There is no crackle on the line to Glenn Close. No echo or delay. No hiss or interference. “Yes! I can hear you! I can hear you fine!” She sounds almost alarmingly near, sat in her flat on Central Park West, New York. Not boomy, exactly, but big on crisp diction (it was she they called to dub Andie MacDowell’s duff twangs on Greystoke: The Legend of Tarzan, Lord of the Apes). “It’s a little bit of a chilly day here, but all the blossoms are out, all the trees are blooming. It’s raining there? Oh dear.”
Close is all about the good connection. On Lively Licks, the dog blog she co-authors with her terriers Jake and Bill (they share the byline), along with the celebrity questions and answers, and the serious reads on Puppies Behind Bars, Close herself offers counsel to concerned mutt-lovers. “Betty Wigglesworth must continue to sleep with you, especially now that she is getting older,” she advises one. To another: “The important thing to remember when cleaning up an accident is to use a cleaning product that removes all the odor.”
Close opens up (there’s candid snaps, shaggy stories) and she reaches out. “Thanks for asking,” she tells a reader who inquires as to Jake and Bill’s favorite toy (squeaky monkey). “Thanks for writing” is her sign-off to Barbara, whose molt woes might, she thinks, be alleviated by a “fantastic de-shedding tool” called the Furminator.
“People desperately need connection. There’s a danger now of getting further and further away from two human eyes looking into two human eyes. The thing that I love is that we have evolved to be empathetic. We have these neurons called mirror neurons, which reflect what you see in other people’s faces. But now people think communication is texting and tweeting. On TV, too, you see something horrific on the news and then you go to an ad and then to something else and it becomes this amorphous jangle.”
She laughs abruptly, then continues. “It’s an emotional disconnect.

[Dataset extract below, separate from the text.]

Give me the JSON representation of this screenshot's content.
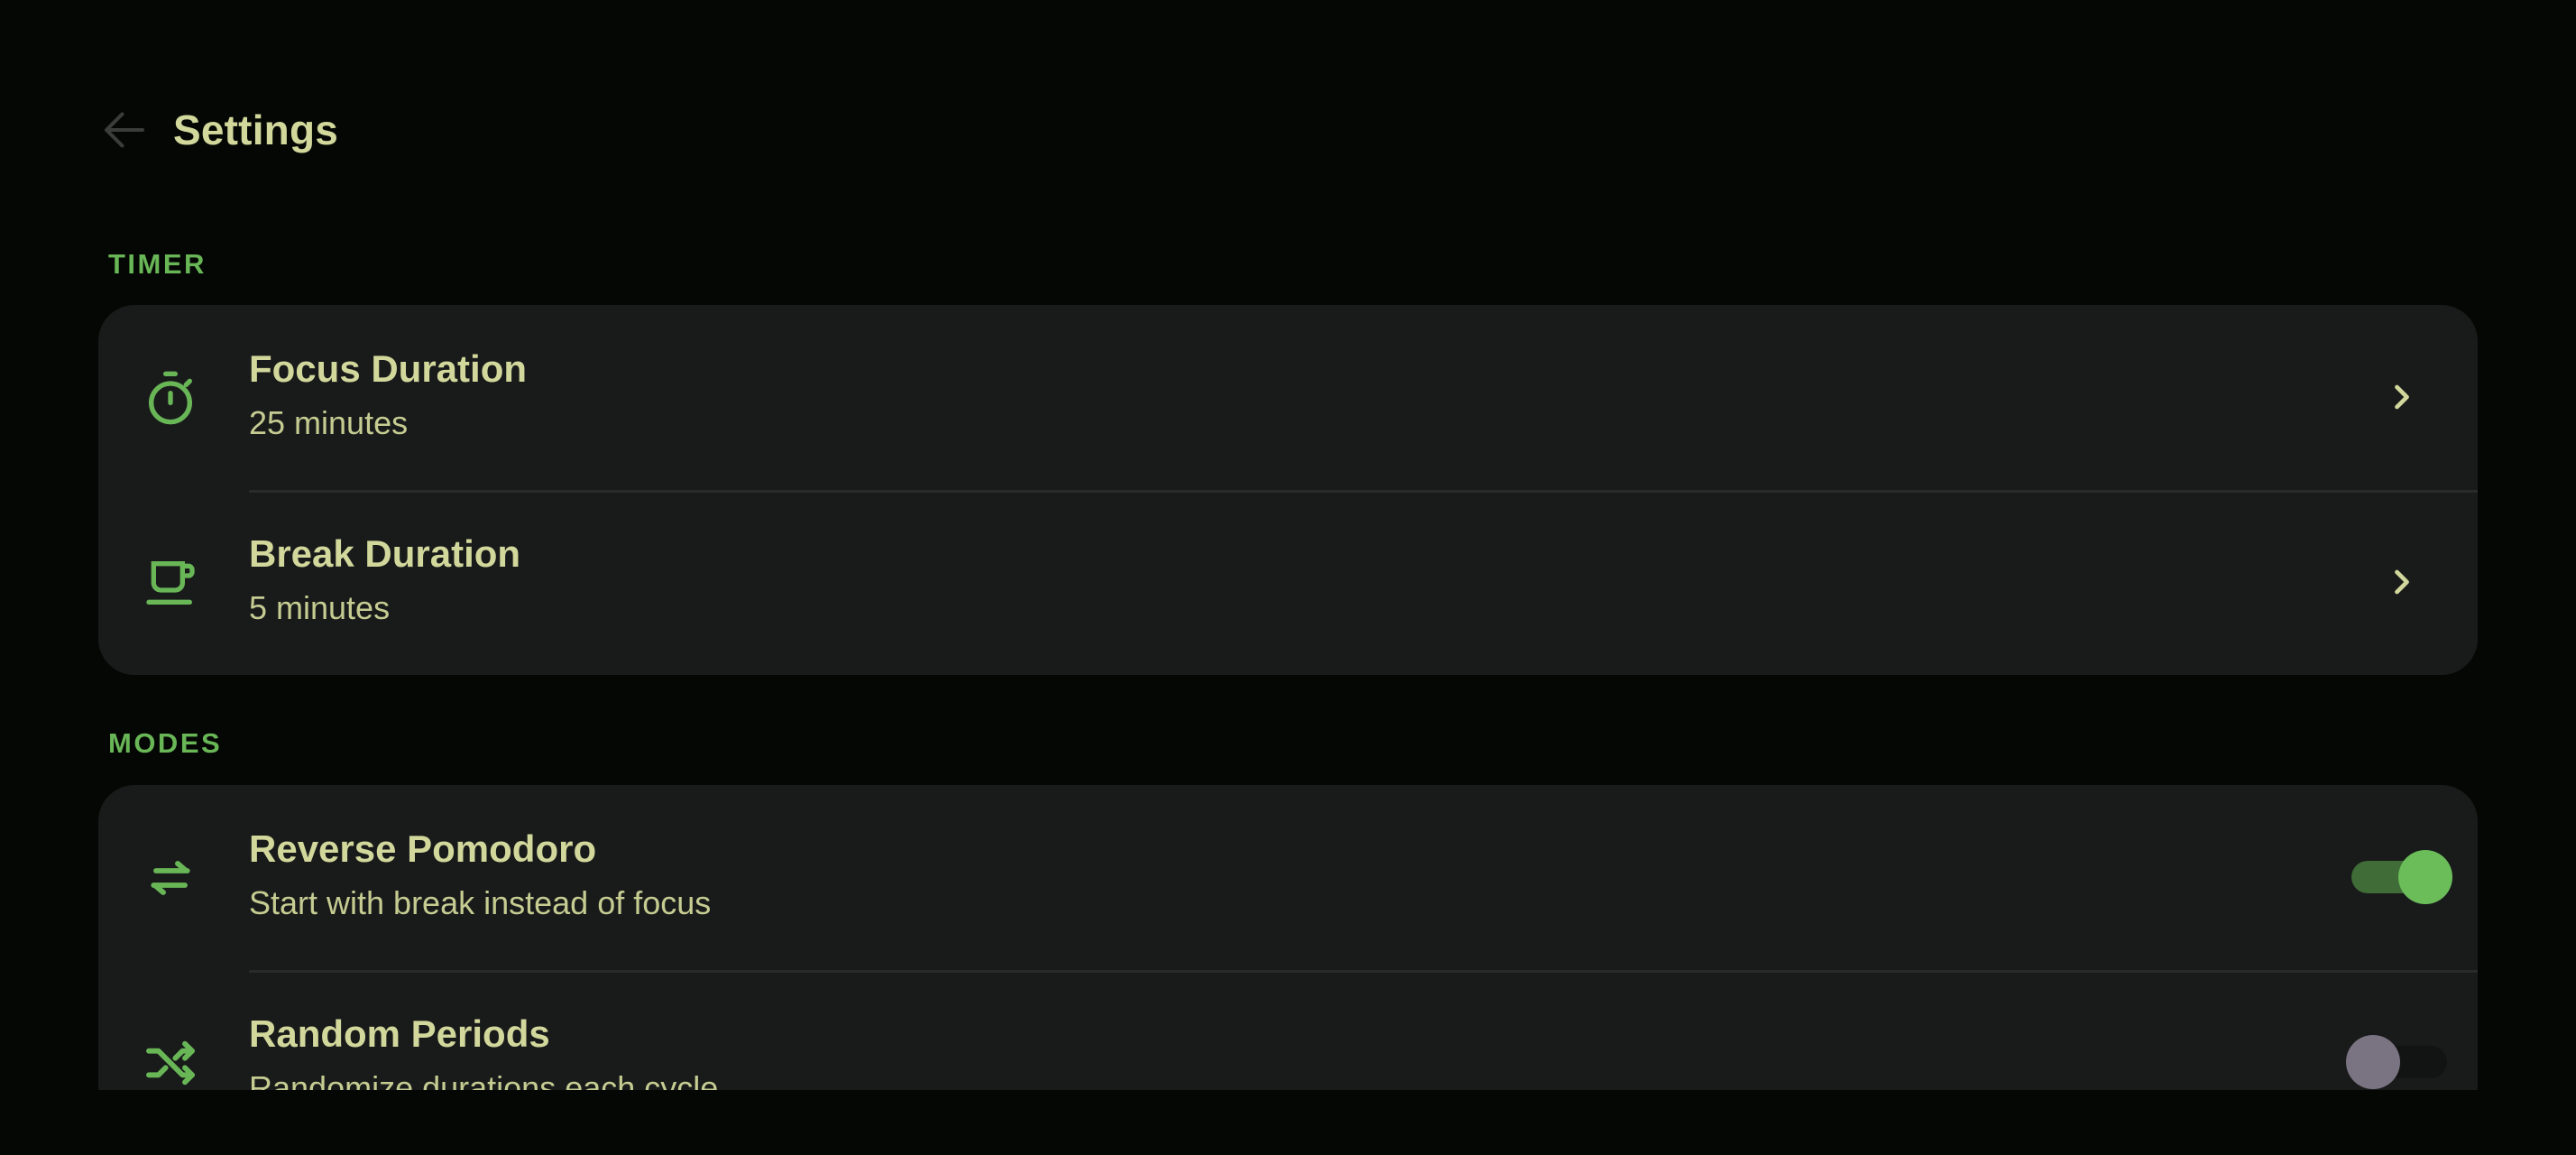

Movies are so powerful because you get this big screen with a close-up and you basically are being connected to another human being. It’s as powerful as looking into a live human face. And that’s something shared with no other art form.”
Her new film flirts with withheld eye contact. It teases the audience with a lead whose extreme self-effacement presents something of an empathy test. “The biggest challenge for me was: how much do you show in her face? Because she’s so used to having nothing there.”
Albert Nobbs is based on an 1895 novella by George Moore, via a 1982 stage production in which Close also starred. It’s the story of a taciturn butler in a Dublin hotel who just happens to be — not really a spoiler, this — a woman. Albert’s cover is blown when a flea invades her corset the one night she is forced to share digs with a strapping decorator, Hubert. But as luck would have it, Hubert, too, turns out to have a feminine secret — Janet McTeer’s bosomy reveal, puffing proudly on a cig, has picked up something of a cult following.
Once content melting into the wallpaper and squirreling shillings beneath the floorboards, Albert is inspired to try to replicate Hubert’s domestic setup, complete with seaside cottage and even a wife. Problem is, Albert is a naif, an orphan who went into disguise at 14 partly to fend off further sexual assault, partly to find work. Her pursuit of Mia Wasikowska’s perky housemaid (herself smitten with Aaron Johnson’s boiler boy) looks unlikely to pan out as planned. Typical date chat: “I think you are the strangest man I ever met.”